- MWD must pay the Water Authority approximately $51 million for so-called “Water Stewardship” charges MWD added to the transportation rates it charged the Water Authority from 2011-2014; the trial court will determine the final amount of damages, including pre- and post-judgment interest, on remand. The decision prevents MWD from imposing more than $20 million in illegal charges annually going forward. Through 2047, those unlawful charges would have amounted to approximately $1.1 billion.
- MWD unlawfully under-calculated the Water Authority’s statutory water right to MWD’s water supply; properly calculated, the Water Authority will be entitled to approximately 100,000 acre-feet of additional MWD water annually – about twice the production of the $1 billion Claude “Bud” Lewis Carlsbad Seawater Desalination Plant.

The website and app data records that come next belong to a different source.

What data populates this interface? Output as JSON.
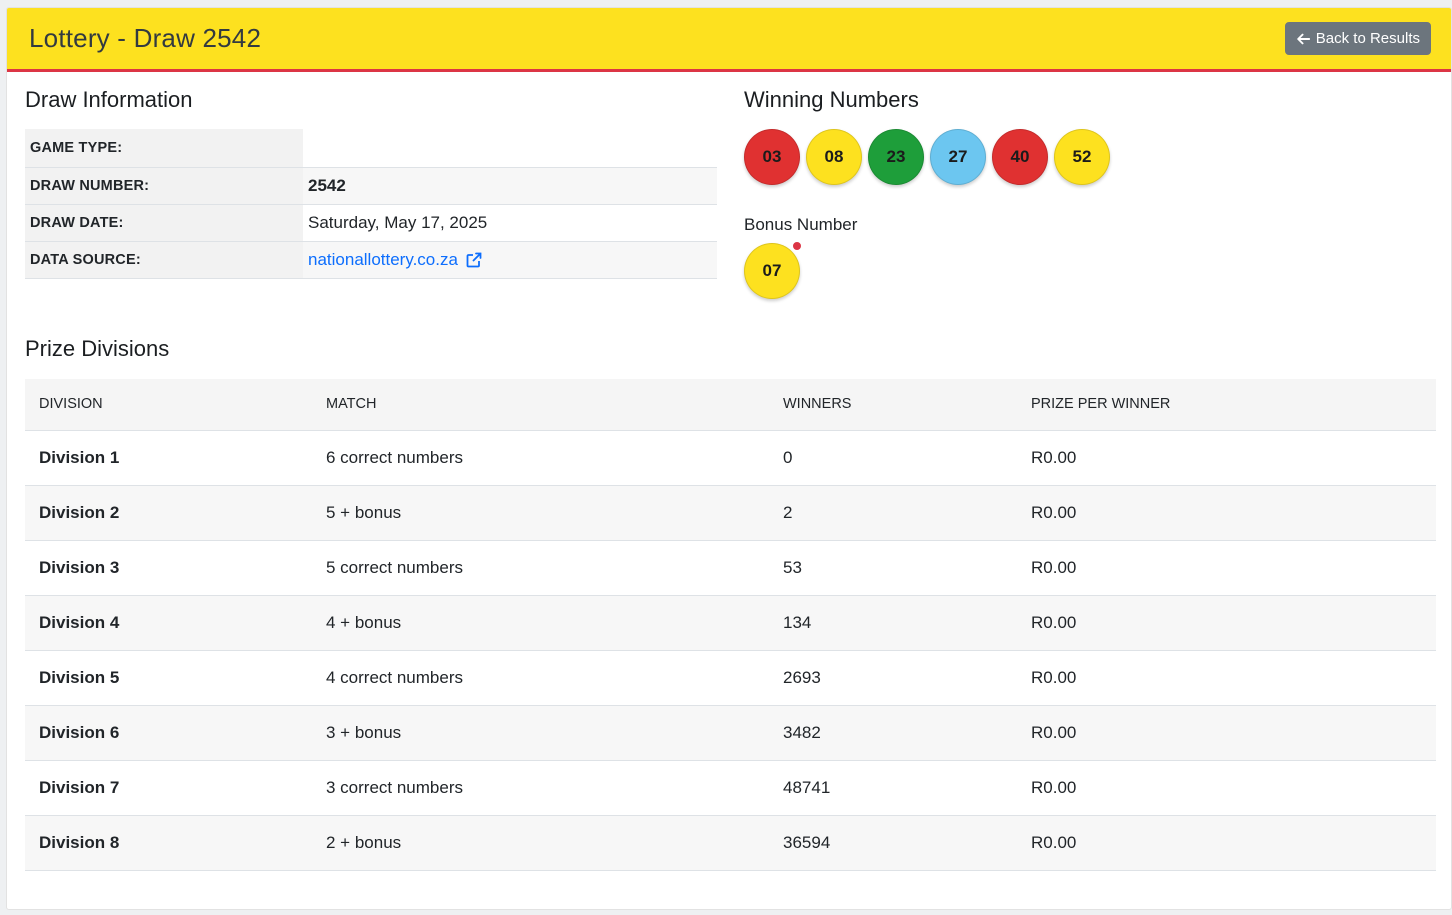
{
  "header": {
    "title": "Lottery - Draw 2542",
    "back_label": "Back to Results"
  },
  "draw_info": {
    "heading": "Draw Information",
    "rows": [
      {
        "key": "GAME TYPE:",
        "value": ""
      },
      {
        "key": "DRAW NUMBER:",
        "value": "2542"
      },
      {
        "key": "DRAW DATE:",
        "value": "Saturday, May 17, 2025"
      },
      {
        "key": "DATA SOURCE:",
        "value": "nationallottery.co.za"
      }
    ]
  },
  "winning": {
    "heading": "Winning Numbers",
    "balls": [
      {
        "n": "03",
        "color": "#e03131"
      },
      {
        "n": "08",
        "color": "#fde11f"
      },
      {
        "n": "23",
        "color": "#1e9e3a"
      },
      {
        "n": "27",
        "color": "#6cc6f0"
      },
      {
        "n": "40",
        "color": "#e03131"
      },
      {
        "n": "52",
        "color": "#fde11f"
      }
    ],
    "bonus_label": "Bonus Number",
    "bonus": {
      "n": "07",
      "color": "#fde11f"
    }
  },
  "prizes": {
    "heading": "Prize Divisions",
    "columns": [
      "DIVISION",
      "MATCH",
      "WINNERS",
      "PRIZE PER WINNER"
    ],
    "rows": [
      [
        "Division 1",
        "6 correct numbers",
        "0",
        "R0.00"
      ],
      [
        "Division 2",
        "5 + bonus",
        "2",
        "R0.00"
      ],
      [
        "Division 3",
        "5 correct numbers",
        "53",
        "R0.00"
      ],
      [
        "Division 4",
        "4 + bonus",
        "134",
        "R0.00"
      ],
      [
        "Division 5",
        "4 correct numbers",
        "2693",
        "R0.00"
      ],
      [
        "Division 6",
        "3 + bonus",
        "3482",
        "R0.00"
      ],
      [
        "Division 7",
        "3 correct numbers",
        "48741",
        "R0.00"
      ],
      [
        "Division 8",
        "2 + bonus",
        "36594",
        "R0.00"
      ]
    ]
  }
}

- A contract clause MWD used to disqualify local water supply projects in San Diego County from receiving funding from MWD was unconstitutional. Funding under MWD’s Local Resources Program is from rates charged by MWD. No agency has paid a greater share of MWD’s local projects’ funding. Yet, MWD used the illegal contract clause to prohibit the Water Authority and its member agencies from receiving funds for projects in San Diego County.
“While we hoped that the state Supreme Court would strike down all of MWD’s monopolistic rates, our lawsuits have produced noteworthy victories for San Diego County residents – rights to significantly more MWD water, a determination that MWD breached its contract with the Water Authority, and a ruling that MWD illegally collected tens of millions of dollars in overcharges from our region,” said Mark Muir, chair of the Water Authority’s Board of Directors. “In addition, MWD will be prevented from collecting an estimated $1.1 billion in illegal charges over several decades.
Also to be yet determined by a trial court is which side – or neither side – pays for the legal fees each water entity has incurred. Though this and some other minor issues still await determination by the courts, MWD’s Kightlinger summed up his agency’s viewpoint on the overall matter saying:
“After prevailing on the major legal and financial issues in this litigation, we believe it’s time to move on to more productive activities on behalf of our member agencies and the Southern California region. … We remain committed to working toward real solutions for our future water needs and invite the Water Authority to join as a cooperative partner.”